Okay, the main difference between a conforming and a jumbo loan is simply the loan amount. Conforming loans are labeled conforming because they conform to guidelines set by Fannie Mae or Freddie Mac. For most parts of the country the maximum loan amount to still be considered a conforming loan is $484,350. Anything beyond that is a jumbo loan. But there are also some important differences between the two categories.
One difference involves the private mortgage insurance industry, or PMI. Years ago, banks would require a much larger down payment than they do today. If a loan went into default, the bank was on the hook for the entire amount. To offset this risk, banks would ask for a down payment of 30 or 40 percent or even more. This obviously kept many on the rent rolls and out of home ownership. But in the late 1950s an insurance company came up with an idea that would insure the difference between the buyer’s down payment and 80 percent of the sales price. Any conforming loan above 80 percent would require PMI. Today for example, a conforming loan can be as high as 95 percent of the sales price and in some instances 97 percent.
Yet there is no PMI for jumbo loans. This caps the loan amount at 80 percent of the sales price. On a $700,000 purchase price with 20 percent down, the loan amount would be $560,000, or a jumbo loan. If someone wanted to pay the loan down to $484,350 to get a slightly lower conforming rate, they certainly have that option.
Approval guidelines for jumbo loans are generally a bit more stringent. Not by a whole lot but a more difficult in general. This also affects minimum credit score differences between conforming and jumbo loans. For most conforming loan programs the minimum credit score can range from 600 to 620. For jumbo loans, the minimum credit score can be somewhere closer to 700 to 740.
Debt ratios, expressed as a percentage of gross monthly income can be as high as 50 for a conforming loan. This means if someone makes $6,000 per month, monthly debt, including principal and interest, taxes, insurance, or PITI, along with other installment and revolving debt could be no higher than 50 percent of $6,000, or $3,000. Jumbo guidelines like to see debt ratios closer to 43.

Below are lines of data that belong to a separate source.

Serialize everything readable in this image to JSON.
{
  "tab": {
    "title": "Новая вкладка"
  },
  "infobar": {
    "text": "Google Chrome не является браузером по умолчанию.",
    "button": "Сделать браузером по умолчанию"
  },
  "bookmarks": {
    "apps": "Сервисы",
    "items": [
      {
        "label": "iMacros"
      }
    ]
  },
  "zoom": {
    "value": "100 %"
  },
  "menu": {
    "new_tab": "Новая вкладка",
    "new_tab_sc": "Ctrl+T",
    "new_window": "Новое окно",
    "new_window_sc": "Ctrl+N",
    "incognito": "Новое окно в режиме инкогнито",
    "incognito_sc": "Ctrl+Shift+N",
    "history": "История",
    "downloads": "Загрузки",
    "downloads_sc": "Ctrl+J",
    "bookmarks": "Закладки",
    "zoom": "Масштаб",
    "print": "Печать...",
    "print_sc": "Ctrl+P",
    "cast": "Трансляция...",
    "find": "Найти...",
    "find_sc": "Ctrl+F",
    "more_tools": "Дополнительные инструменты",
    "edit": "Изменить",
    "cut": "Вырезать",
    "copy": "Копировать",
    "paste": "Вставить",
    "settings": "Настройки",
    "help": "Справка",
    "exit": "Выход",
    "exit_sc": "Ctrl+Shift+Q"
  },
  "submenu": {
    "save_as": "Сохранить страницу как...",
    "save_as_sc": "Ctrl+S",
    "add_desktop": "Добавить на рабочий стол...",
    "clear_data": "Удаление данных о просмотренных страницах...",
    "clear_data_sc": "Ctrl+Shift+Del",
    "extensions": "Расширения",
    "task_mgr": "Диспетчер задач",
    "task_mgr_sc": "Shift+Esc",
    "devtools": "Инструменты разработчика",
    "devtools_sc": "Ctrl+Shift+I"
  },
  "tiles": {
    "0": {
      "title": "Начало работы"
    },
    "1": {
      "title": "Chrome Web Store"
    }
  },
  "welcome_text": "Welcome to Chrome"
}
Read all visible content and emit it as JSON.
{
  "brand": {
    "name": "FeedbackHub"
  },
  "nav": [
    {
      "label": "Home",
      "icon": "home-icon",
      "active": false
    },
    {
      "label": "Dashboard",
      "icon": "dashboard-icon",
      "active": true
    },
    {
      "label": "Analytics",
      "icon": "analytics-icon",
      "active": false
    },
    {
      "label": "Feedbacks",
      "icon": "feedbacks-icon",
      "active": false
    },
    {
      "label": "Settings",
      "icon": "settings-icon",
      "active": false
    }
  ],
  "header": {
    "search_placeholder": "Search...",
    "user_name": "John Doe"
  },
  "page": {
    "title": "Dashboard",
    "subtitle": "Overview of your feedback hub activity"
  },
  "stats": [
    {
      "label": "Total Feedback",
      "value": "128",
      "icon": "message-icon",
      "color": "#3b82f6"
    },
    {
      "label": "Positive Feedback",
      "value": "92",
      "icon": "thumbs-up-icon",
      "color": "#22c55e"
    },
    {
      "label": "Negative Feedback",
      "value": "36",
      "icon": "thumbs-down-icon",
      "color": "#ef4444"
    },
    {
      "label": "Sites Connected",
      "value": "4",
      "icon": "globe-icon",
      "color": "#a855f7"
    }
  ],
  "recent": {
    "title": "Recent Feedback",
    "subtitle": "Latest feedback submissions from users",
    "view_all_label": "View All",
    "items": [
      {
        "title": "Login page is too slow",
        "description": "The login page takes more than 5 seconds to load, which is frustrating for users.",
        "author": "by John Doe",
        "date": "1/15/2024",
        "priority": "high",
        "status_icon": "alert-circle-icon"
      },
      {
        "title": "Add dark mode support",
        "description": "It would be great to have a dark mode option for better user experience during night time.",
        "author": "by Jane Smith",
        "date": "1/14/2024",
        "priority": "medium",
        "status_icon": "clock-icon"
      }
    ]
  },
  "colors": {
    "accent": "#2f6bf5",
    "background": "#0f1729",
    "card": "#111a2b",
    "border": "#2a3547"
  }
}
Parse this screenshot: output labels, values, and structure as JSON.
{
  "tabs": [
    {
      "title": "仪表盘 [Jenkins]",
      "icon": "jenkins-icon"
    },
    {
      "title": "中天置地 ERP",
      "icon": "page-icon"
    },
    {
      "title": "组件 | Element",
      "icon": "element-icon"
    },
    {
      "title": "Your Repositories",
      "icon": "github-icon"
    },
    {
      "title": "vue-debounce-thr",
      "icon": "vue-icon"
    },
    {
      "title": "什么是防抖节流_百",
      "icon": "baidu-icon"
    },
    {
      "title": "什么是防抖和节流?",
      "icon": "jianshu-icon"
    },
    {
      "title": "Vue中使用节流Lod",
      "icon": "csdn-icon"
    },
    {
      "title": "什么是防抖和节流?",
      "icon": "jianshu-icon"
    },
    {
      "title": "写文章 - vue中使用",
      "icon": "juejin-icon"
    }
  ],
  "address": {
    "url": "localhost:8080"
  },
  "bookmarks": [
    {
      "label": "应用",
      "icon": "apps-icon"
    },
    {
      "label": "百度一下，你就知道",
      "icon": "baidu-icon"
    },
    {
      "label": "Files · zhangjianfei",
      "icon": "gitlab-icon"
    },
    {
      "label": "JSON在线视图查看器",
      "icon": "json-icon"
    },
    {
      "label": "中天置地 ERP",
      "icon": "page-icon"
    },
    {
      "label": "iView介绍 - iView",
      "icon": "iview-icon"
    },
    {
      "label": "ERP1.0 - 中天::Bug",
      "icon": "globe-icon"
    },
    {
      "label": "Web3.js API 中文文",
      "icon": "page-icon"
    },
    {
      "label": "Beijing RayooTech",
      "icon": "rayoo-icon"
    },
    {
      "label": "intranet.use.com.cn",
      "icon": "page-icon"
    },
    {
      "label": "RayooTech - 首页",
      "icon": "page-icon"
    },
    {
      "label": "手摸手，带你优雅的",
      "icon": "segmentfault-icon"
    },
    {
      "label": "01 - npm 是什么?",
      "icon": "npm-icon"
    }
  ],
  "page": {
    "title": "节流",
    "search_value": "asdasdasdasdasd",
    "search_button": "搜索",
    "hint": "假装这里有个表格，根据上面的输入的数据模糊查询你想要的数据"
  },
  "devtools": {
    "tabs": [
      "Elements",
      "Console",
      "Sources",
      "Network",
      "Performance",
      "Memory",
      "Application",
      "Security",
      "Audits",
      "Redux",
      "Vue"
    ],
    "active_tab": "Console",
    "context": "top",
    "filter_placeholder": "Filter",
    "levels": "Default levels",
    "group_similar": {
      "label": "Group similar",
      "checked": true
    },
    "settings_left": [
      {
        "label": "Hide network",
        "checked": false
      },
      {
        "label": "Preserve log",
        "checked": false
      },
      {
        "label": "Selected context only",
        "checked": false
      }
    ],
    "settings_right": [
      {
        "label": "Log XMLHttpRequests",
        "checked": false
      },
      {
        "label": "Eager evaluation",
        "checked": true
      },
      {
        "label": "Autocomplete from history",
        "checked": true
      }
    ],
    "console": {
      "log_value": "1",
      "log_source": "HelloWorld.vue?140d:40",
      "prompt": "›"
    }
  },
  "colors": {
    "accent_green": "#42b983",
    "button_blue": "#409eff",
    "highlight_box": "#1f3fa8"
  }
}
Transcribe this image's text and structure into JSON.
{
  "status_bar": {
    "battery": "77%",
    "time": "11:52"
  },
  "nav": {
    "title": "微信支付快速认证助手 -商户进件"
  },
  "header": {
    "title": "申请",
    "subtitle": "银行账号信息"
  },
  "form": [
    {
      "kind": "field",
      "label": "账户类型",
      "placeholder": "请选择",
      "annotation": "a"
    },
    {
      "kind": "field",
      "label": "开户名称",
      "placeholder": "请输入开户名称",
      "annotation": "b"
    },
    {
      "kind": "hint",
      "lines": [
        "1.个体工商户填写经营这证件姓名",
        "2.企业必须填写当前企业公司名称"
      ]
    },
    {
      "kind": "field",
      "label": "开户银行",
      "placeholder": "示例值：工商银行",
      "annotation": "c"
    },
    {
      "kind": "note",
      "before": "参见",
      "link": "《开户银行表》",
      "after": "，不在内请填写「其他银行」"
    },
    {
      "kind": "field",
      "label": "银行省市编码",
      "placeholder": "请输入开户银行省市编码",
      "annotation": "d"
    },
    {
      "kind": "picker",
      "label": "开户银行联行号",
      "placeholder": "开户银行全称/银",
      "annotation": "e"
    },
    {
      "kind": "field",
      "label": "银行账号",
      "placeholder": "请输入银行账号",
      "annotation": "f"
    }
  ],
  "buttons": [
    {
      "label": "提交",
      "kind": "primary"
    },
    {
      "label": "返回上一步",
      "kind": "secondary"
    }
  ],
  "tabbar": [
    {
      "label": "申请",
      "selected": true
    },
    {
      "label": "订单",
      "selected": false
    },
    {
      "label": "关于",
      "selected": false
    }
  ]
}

Cash reserves are generally more restrictive with jumbo loans. Cash reserves in the mortgage industry counts how many months of mortgage payments are left in the bank after all bills are paid each month. Expressed as the number of months required, a conforming loan might want to see three months’ worth of house payments in the bank. If the total mortgage payment is $3,000 and the cash reserve requirement is three months, there needs to be $9,000 in available funds after the loan has closed. Jumbo loans on the other hand can require anywhere from six to twelve months of reserves left in the bank after the buyers have made their down payment and paid for associated closing costs.
Also note that different lenders can add additional qualifying guidelines, referred to as “overlays.” This means one jumbo lender might want to see a 720 minimum credit score while another would prefer 740. As long as the lender applies the additional guidelines equally for all loan applicants, the lender has the prerogative to do so.